Shearing, blind since birth, had been a superstar of the jazz world since a couple of years after he arrived in the United States in 1947 from England, where he was already hugely popular.

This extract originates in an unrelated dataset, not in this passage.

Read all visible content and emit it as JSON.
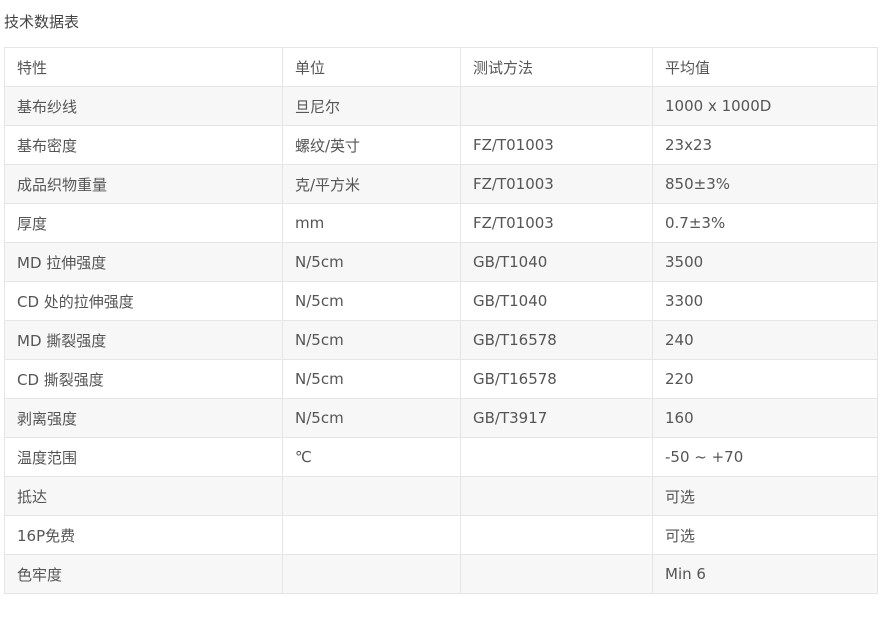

The George Shearing Quintet's first big hit came in 1949 with a version of songwriter Harry Warren's September in the Rain.
He remained active well into his 80s, releasing a CD called Lullabies of Birdland as well as a memoir, Lullaby of Birdland, in early 2004. In March of that year, though, he was hospitalised after falling at his home.
In a 1987 interview, Shearing said the ingredients for a great performance were "a good audience, a good piano, and a good physical feeling, which is not available to every soul, every day of everyone's life.
"Your intent, then, is to speak to your audience in a language you know, to try to communicate in a way that will bring to them as good a feeling as you have yourself," he said.
In 2007, Shearing was knighted by Queen Elizabeth II for his contribution to music and said it was "amazing to receive an honour for something I absolutely love doing".
Shearing's bebop-influenced sound became identified with a quintet - piano, vibes, guitar, bass and drums - which he put together in 1949. More recently, he played mostly solo or with only a bassist.